##### Supplied material #####
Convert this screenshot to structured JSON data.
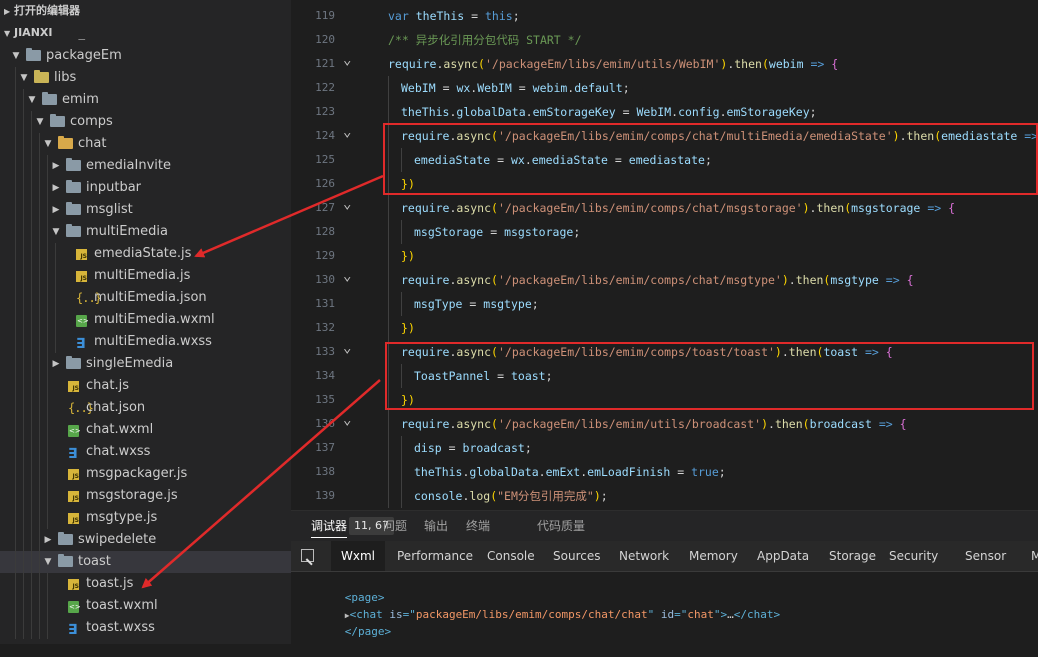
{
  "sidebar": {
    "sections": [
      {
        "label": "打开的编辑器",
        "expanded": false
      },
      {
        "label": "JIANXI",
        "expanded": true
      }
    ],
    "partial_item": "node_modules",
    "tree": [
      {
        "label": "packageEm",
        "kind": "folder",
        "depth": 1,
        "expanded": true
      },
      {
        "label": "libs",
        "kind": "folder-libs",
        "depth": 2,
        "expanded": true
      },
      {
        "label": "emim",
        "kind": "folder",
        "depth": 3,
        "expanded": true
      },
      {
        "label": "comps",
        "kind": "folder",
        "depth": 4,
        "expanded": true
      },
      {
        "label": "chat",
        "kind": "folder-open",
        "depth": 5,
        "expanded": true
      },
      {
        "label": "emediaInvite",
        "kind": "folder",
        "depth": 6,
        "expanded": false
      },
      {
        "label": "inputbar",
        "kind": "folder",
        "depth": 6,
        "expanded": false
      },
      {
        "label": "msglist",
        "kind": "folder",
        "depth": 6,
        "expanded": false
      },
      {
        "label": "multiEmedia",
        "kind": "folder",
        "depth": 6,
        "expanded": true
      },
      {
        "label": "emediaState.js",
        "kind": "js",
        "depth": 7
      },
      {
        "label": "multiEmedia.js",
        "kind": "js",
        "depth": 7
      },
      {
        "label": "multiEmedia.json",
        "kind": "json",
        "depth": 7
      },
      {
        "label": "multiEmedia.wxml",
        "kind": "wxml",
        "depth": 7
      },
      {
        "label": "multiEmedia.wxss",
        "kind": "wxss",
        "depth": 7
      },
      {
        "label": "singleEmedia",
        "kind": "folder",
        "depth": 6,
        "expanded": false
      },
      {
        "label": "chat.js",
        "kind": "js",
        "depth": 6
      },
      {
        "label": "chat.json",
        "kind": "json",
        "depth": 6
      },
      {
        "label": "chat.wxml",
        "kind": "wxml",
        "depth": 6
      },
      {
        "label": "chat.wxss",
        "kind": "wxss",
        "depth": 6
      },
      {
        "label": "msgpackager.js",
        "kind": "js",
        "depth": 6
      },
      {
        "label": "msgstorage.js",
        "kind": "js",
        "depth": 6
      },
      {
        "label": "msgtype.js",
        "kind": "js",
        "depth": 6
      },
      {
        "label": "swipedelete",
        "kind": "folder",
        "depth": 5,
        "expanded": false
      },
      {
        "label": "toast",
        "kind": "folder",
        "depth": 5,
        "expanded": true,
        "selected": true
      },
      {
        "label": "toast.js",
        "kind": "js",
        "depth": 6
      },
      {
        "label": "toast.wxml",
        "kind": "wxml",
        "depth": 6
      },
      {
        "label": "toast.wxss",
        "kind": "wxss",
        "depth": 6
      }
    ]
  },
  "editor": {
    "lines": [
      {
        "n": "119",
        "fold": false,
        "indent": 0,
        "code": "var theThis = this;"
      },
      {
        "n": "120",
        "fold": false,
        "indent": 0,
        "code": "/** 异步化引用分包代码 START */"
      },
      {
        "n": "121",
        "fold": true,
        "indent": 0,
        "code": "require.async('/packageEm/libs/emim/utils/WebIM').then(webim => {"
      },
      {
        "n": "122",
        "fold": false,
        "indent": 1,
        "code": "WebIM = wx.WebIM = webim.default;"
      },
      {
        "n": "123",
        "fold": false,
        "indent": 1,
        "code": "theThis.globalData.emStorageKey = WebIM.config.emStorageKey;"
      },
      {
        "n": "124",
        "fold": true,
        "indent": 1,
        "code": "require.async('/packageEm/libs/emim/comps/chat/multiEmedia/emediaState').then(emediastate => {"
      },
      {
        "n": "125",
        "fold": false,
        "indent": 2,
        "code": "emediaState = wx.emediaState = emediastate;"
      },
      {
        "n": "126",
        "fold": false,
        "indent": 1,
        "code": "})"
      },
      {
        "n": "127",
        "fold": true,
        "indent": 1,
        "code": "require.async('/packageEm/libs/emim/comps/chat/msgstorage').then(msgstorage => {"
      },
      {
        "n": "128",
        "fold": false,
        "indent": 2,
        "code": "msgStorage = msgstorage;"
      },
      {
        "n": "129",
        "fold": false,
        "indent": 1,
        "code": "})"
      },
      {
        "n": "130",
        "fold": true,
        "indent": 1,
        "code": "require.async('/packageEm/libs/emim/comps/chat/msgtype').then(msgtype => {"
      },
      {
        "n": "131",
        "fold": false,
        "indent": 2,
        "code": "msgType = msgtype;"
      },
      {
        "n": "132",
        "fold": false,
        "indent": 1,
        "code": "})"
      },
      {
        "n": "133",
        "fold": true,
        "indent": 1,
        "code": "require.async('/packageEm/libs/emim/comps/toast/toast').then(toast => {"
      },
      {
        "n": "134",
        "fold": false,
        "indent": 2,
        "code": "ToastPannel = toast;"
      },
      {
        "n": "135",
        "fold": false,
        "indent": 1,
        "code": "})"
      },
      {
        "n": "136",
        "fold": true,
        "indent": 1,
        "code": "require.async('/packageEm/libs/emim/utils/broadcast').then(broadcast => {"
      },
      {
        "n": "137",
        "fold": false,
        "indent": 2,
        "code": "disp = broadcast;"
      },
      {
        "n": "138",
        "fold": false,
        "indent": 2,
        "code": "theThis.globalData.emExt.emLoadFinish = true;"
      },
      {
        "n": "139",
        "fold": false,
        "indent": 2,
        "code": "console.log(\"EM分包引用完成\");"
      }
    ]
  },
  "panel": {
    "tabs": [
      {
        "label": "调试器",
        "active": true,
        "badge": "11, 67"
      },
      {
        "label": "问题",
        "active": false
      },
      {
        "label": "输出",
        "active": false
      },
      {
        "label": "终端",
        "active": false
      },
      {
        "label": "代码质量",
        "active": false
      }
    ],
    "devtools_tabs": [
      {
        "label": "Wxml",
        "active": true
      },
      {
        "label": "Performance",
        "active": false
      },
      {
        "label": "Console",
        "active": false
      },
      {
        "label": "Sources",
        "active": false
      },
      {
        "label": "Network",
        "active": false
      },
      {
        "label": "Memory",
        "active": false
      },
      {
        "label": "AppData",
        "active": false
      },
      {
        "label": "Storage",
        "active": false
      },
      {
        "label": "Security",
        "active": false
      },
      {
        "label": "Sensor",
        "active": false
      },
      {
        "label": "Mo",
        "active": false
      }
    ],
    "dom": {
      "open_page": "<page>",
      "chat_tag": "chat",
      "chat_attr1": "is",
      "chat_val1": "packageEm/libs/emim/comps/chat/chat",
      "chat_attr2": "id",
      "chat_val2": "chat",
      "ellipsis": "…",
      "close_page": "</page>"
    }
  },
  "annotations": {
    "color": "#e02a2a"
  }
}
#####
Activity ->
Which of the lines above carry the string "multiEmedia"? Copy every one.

Written response ->
        "label": "multiEmedia",
        "label": "multiEmedia.js",
        "label": "multiEmedia.json",
        "label": "multiEmedia.wxml",
        "label": "multiEmedia.wxss",
        "code": "require.async('/packageEm/libs/emim/comps/chat/multiEmedia/emediaState').then(emediastate => {"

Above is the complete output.